======== Source material
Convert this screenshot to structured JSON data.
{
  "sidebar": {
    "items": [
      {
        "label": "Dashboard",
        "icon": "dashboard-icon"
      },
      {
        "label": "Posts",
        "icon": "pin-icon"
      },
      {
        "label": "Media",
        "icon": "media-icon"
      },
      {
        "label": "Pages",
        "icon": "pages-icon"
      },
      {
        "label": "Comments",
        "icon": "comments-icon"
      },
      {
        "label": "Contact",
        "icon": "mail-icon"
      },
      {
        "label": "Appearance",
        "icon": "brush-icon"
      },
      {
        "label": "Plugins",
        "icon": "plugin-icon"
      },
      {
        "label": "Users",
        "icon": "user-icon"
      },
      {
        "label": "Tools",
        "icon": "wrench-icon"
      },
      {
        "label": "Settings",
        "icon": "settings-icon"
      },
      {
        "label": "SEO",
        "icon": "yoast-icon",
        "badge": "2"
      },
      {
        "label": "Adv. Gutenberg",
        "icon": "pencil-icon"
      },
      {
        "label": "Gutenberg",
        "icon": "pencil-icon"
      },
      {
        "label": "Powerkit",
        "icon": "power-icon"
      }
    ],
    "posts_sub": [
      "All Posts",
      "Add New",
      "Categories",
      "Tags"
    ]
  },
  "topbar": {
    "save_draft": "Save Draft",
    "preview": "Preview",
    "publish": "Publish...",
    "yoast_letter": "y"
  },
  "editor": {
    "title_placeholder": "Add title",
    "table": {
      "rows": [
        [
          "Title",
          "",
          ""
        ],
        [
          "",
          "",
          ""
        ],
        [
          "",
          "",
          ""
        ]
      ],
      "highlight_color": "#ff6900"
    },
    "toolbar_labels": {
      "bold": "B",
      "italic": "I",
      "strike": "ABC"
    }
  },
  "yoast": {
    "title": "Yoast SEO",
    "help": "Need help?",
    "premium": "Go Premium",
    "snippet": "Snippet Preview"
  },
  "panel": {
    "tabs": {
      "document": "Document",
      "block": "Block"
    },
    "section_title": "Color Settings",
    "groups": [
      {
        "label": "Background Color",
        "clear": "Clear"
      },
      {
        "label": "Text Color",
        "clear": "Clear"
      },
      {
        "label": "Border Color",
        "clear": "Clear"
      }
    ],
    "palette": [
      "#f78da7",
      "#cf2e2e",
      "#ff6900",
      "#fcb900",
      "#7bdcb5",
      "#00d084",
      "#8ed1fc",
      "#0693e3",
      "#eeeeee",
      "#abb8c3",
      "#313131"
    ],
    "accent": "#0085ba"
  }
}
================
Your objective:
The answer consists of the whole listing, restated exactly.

Answer space:
Convert this screenshot to structured JSON data.
{
  "sidebar": {
    "items": [
      {
        "label": "Dashboard",
        "icon": "dashboard-icon"
      },
      {
        "label": "Posts",
        "icon": "pin-icon"
      },
      {
        "label": "Media",
        "icon": "media-icon"
      },
      {
        "label": "Pages",
        "icon": "pages-icon"
      },
      {
        "label": "Comments",
        "icon": "comments-icon"
      },
      {
        "label": "Contact",
        "icon": "mail-icon"
      },
      {
        "label": "Appearance",
        "icon": "brush-icon"
      },
      {
        "label": "Plugins",
        "icon": "plugin-icon"
      },
      {
        "label": "Users",
        "icon": "user-icon"
      },
      {
        "label": "Tools",
        "icon": "wrench-icon"
      },
      {
        "label": "Settings",
        "icon": "settings-icon"
      },
      {
        "label": "SEO",
        "icon": "yoast-icon",
        "badge": "2"
      },
      {
        "label": "Adv. Gutenberg",
        "icon": "pencil-icon"
      },
      {
        "label": "Gutenberg",
        "icon": "pencil-icon"
      },
      {
        "label": "Powerkit",
        "icon": "power-icon"
      }
    ],
    "posts_sub": [
      "All Posts",
      "Add New",
      "Categories",
      "Tags"
    ]
  },
  "topbar": {
    "save_draft": "Save Draft",
    "preview": "Preview",
    "publish": "Publish...",
    "yoast_letter": "y"
  },
  "editor": {
    "title_placeholder": "Add title",
    "table": {
      "rows": [
        [
          "Title",
          "",
          ""
        ],
        [
          "",
          "",
          ""
        ],
        [
          "",
          "",
          ""
        ]
      ],
      "highlight_color": "#ff6900"
    },
    "toolbar_labels": {
      "bold": "B",
      "italic": "I",
      "strike": "ABC"
    }
  },
  "yoast": {
    "title": "Yoast SEO",
    "help": "Need help?",
    "premium": "Go Premium",
    "snippet": "Snippet Preview"
  },
  "panel": {
    "tabs": {
      "document": "Document",
      "block": "Block"
    },
    "section_title": "Color Settings",
    "groups": [
      {
        "label": "Background Color",
        "clear": "Clear"
      },
      {
        "label": "Text Color",
        "clear": "Clear"
      },
      {
        "label": "Border Color",
        "clear": "Clear"
      }
    ],
    "palette": [
      "#f78da7",
      "#cf2e2e",
      "#ff6900",
      "#fcb900",
      "#7bdcb5",
      "#00d084",
      "#8ed1fc",
      "#0693e3",
      "#eeeeee",
      "#abb8c3",
      "#313131"
    ],
    "accent": "#0085ba"
  }
}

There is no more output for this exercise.